Exercise goal: In the records below, which lines include "from"? Copy them.
═════ Source material ═════
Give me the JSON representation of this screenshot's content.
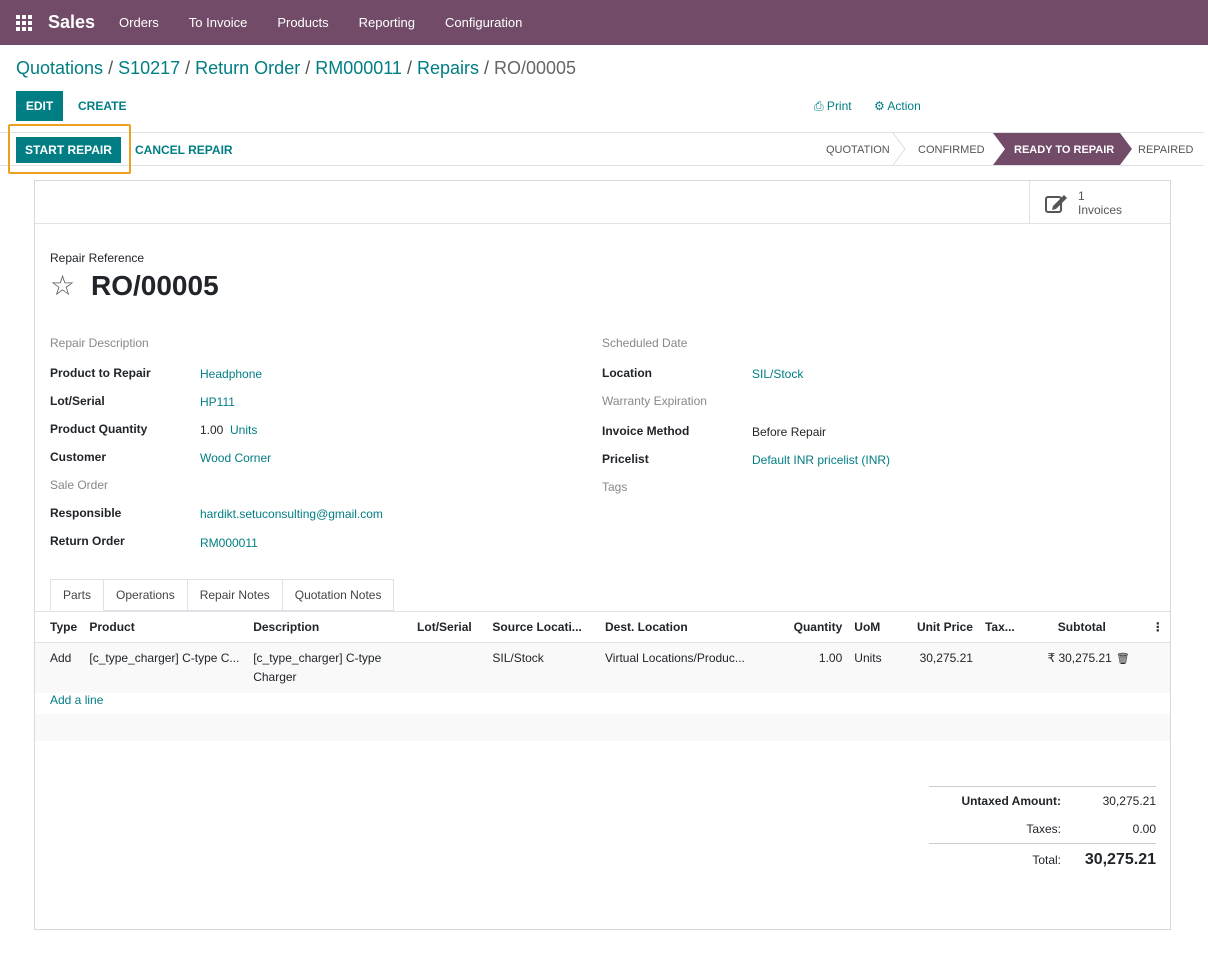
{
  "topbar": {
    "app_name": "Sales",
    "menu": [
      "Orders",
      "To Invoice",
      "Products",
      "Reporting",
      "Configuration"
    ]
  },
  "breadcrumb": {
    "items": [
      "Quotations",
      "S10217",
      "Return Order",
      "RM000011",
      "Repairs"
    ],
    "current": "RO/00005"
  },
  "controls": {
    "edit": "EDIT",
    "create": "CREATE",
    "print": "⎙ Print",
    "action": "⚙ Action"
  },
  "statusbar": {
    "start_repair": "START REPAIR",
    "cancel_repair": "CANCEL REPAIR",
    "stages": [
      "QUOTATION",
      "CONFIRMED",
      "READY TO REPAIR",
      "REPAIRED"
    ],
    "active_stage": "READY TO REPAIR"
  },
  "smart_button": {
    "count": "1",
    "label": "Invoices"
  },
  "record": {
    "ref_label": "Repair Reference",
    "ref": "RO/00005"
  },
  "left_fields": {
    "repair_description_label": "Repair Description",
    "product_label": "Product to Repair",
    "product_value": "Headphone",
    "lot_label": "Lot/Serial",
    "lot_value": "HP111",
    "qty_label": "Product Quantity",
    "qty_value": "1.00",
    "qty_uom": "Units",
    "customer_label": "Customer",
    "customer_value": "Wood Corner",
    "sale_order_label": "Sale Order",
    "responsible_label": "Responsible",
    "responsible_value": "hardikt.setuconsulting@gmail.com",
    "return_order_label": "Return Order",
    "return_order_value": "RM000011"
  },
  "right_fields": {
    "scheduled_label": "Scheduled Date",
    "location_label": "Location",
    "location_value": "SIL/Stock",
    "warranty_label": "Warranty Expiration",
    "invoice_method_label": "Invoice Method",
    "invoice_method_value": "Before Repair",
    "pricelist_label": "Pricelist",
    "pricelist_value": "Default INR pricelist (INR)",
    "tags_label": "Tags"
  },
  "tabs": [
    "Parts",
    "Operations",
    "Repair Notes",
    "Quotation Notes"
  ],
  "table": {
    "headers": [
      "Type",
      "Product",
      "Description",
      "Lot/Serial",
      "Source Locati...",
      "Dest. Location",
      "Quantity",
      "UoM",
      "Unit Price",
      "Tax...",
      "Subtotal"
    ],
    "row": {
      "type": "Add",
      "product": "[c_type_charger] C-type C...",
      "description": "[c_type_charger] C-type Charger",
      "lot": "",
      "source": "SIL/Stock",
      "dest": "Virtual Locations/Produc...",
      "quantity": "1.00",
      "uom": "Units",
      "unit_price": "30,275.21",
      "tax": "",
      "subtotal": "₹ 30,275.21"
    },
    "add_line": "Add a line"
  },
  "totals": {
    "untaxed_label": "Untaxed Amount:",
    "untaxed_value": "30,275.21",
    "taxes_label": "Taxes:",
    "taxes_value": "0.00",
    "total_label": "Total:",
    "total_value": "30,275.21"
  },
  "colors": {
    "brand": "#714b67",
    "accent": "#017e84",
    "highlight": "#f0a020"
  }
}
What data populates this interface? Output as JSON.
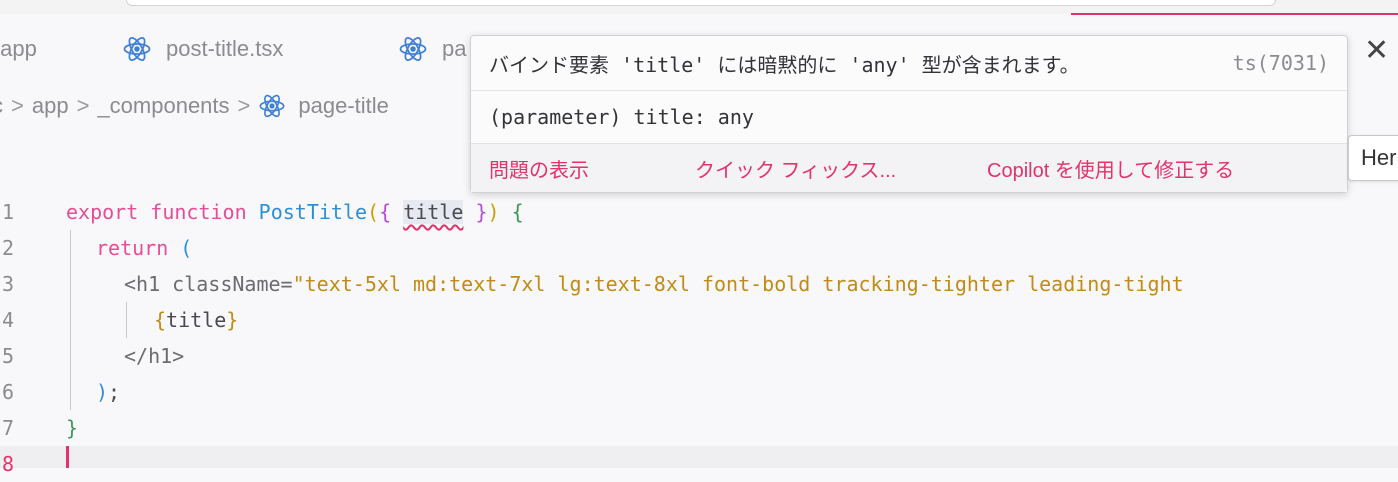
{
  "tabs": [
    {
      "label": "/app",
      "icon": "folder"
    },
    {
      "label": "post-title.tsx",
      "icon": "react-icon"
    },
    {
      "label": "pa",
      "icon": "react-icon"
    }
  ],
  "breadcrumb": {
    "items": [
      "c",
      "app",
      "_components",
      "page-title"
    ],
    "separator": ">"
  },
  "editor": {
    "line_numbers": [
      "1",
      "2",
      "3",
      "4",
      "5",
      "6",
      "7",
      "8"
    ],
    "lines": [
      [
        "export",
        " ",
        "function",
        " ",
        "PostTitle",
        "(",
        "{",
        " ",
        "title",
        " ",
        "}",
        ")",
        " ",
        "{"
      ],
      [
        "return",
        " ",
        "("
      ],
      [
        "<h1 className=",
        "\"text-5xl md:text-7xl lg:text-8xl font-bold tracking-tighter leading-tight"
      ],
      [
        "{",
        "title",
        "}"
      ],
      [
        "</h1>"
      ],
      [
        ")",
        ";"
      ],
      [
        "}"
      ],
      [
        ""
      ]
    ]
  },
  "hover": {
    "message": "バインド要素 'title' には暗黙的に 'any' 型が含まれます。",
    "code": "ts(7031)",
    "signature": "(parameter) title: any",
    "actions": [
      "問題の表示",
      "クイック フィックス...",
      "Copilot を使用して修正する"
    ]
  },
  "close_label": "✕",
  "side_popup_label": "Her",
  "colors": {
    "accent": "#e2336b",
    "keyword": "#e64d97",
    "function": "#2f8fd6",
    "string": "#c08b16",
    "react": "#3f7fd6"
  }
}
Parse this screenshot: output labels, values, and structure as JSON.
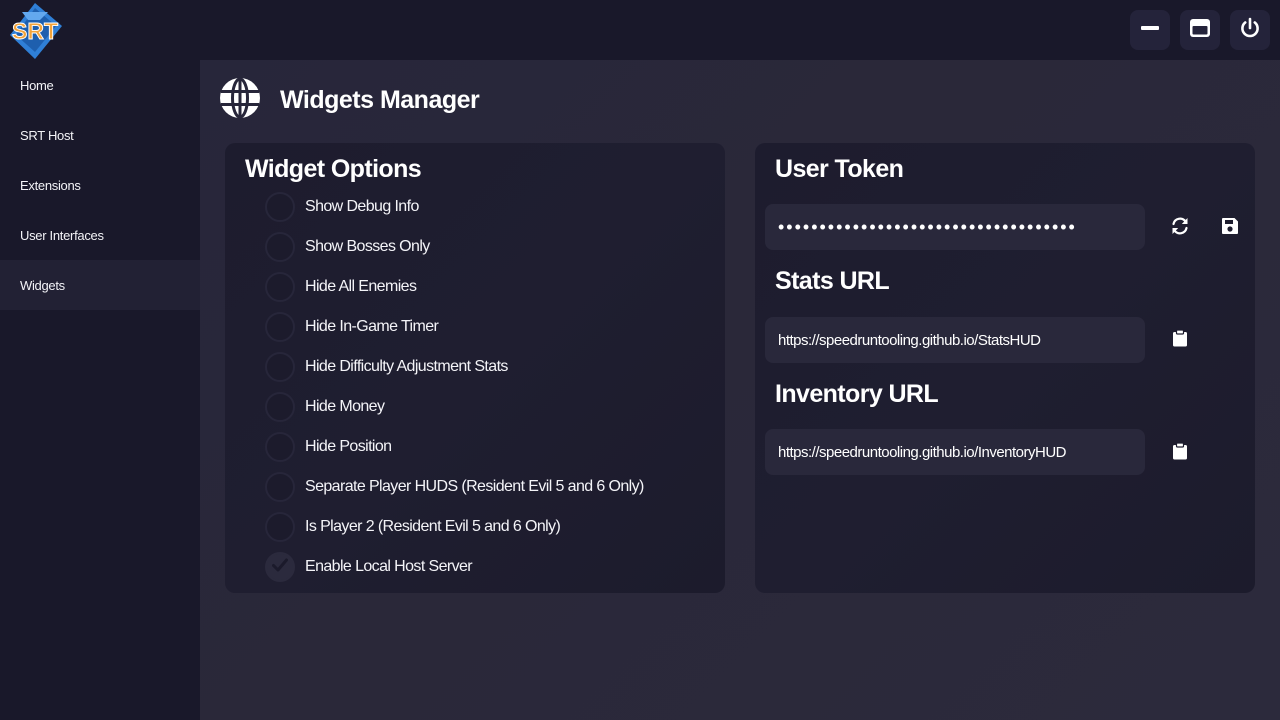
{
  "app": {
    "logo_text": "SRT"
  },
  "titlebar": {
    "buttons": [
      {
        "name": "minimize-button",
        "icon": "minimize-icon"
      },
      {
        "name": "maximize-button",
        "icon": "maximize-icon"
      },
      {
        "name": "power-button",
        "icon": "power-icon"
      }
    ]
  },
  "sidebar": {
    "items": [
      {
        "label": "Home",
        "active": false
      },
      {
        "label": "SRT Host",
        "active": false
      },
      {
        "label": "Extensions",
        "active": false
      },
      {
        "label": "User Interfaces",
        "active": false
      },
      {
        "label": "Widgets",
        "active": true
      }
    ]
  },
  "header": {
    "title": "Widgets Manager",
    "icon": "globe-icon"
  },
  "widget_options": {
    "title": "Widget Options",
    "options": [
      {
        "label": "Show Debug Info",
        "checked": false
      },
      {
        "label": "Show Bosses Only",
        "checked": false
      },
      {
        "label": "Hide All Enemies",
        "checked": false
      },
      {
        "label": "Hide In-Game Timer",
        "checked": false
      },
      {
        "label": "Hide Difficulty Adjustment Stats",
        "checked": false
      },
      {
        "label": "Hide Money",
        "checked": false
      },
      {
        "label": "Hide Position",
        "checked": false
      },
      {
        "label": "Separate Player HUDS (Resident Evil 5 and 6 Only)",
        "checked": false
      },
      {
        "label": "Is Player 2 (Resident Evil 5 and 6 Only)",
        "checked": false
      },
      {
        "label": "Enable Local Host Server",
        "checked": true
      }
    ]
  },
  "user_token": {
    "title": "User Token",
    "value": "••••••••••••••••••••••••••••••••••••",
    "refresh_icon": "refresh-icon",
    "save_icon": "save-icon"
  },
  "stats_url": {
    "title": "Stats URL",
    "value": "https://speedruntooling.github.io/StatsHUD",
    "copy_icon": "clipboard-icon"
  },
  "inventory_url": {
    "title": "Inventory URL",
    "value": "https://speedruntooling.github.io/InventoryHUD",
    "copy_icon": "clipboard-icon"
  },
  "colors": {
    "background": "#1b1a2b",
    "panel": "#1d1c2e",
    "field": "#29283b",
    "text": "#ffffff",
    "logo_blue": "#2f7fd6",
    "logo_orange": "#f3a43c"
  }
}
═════
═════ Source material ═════
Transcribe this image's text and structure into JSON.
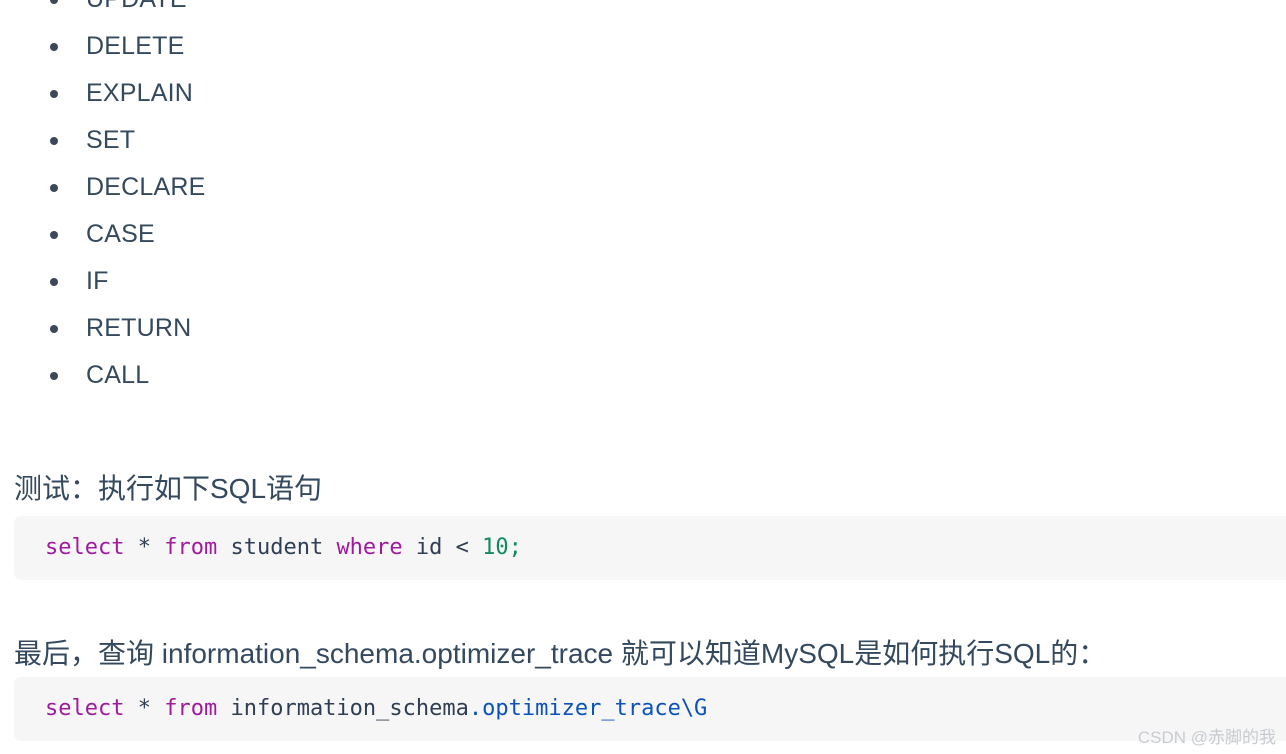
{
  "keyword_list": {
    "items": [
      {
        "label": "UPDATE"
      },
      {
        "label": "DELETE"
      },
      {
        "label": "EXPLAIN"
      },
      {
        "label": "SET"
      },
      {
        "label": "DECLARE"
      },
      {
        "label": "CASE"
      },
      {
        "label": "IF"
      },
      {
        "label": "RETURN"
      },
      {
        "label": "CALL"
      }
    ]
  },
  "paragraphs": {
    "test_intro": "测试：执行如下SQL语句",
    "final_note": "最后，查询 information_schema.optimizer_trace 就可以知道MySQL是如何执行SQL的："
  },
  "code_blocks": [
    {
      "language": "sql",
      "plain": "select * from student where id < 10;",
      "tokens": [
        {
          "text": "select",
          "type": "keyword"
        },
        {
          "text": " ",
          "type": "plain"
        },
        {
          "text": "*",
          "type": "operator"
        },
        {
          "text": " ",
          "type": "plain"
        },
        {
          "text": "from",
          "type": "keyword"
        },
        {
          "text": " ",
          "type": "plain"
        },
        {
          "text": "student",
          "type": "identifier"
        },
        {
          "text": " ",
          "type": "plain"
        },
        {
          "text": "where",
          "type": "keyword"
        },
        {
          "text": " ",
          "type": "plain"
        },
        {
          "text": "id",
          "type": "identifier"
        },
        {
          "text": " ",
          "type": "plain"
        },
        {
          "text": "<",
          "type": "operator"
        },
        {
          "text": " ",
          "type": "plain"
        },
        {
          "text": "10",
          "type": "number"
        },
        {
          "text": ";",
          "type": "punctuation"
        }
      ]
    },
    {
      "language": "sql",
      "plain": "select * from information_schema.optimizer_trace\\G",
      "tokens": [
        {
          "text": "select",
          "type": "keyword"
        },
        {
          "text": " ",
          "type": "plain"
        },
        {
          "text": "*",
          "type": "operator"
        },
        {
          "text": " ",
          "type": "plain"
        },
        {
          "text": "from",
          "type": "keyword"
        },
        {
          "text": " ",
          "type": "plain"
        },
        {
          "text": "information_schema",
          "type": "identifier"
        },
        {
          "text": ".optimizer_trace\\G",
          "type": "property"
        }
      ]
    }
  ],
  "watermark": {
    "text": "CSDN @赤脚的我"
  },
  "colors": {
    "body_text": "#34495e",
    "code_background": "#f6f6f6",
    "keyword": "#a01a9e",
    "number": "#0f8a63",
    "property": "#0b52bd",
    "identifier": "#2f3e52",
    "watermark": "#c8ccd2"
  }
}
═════
Written reply:
      "plain": "select * from student where id < 10;",
          "text": "from",
      "plain": "select * from information_schema.optimizer_trace\\G",
          "text": "from",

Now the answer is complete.